Adolf Hitler’s Guerrilla War at Sea: S-Boote 1939-45
The Schnellbootwaffe was created in the early 1930s, before the Second World War, in concurrence with the regenerated Kriegsmarine, and young officers, most of whom learned their craft in the old Imperial Navy, would take responsibility for the operational use of these revolutionary vessels.
Working with the naval engineers of Lürssen Shipyard, the Germans designed combat weapons that were never surpassed by their opponents. After the first series of Schnellboote were launched, constantly improved versions of these vessels would follow. The Schnellbootwaffe would achieve significant victories for the Kriegsmarine at the beginning of the war by using these vessels in high-level strategies, including a style of guerrilla warfare.
The British often call German torpedo boats E-boats, and these fast vessels were a genuine threat not only to coastal trade, but also to the movement of Allied ships after D-Day. Indeed, Admiral Rudolf Petersen's flotillas remained combat-ready until the very end, even after the balance of power was in favour of the Allies.
Allied air bombardment of German torpedo boat bases from 1944 onwards failed to destroy the offensive potential of the Schnellboote and their crews. The Allied disaster at Lyme Bay at the end of April 1944 shows how this guerrilla war at sea was still dangerous, even at this stage of the war. The Allied invasions plans were not yet known to the Germans, but Eisenhower learned a great deal from Lyme Bay and the Schnellbootwaffe was still potentially dangerous right until the end of the war.

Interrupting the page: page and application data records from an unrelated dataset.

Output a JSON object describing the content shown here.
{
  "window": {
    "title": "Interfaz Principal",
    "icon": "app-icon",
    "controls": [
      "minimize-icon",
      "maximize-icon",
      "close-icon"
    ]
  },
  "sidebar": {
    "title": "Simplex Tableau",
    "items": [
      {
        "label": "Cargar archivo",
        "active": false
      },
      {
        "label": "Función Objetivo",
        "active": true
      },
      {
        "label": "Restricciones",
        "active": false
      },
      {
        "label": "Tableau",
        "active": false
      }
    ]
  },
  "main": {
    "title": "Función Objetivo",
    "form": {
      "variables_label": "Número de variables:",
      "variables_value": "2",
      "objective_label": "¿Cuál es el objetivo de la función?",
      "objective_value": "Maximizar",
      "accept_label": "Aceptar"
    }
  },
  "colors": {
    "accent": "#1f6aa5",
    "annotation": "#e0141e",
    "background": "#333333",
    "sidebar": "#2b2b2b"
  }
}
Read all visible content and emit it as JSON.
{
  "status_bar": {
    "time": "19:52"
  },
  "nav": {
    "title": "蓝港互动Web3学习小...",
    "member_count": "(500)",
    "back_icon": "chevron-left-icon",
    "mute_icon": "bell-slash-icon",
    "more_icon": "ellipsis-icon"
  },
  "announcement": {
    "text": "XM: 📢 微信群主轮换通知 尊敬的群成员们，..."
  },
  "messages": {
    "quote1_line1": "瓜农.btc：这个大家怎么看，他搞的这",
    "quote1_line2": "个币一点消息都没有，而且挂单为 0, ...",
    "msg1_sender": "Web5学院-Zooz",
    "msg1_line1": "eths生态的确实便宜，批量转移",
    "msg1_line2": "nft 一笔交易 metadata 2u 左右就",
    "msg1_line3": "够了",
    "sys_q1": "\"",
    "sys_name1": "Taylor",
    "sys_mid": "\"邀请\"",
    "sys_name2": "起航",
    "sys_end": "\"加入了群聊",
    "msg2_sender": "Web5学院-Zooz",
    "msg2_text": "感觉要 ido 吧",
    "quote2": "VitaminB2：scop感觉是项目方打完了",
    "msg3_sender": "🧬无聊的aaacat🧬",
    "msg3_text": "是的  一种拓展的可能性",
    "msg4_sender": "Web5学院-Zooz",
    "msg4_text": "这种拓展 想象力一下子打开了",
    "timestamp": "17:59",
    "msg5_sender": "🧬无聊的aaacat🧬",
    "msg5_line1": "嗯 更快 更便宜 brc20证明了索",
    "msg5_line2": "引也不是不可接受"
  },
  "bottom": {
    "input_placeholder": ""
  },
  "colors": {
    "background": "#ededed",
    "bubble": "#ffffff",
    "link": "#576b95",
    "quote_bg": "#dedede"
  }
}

This book tells the fascinating story about these special people, whose pirate spirit and guerrilla style of naval combat is reminiscent of the ancient pirates and their own way of warfare.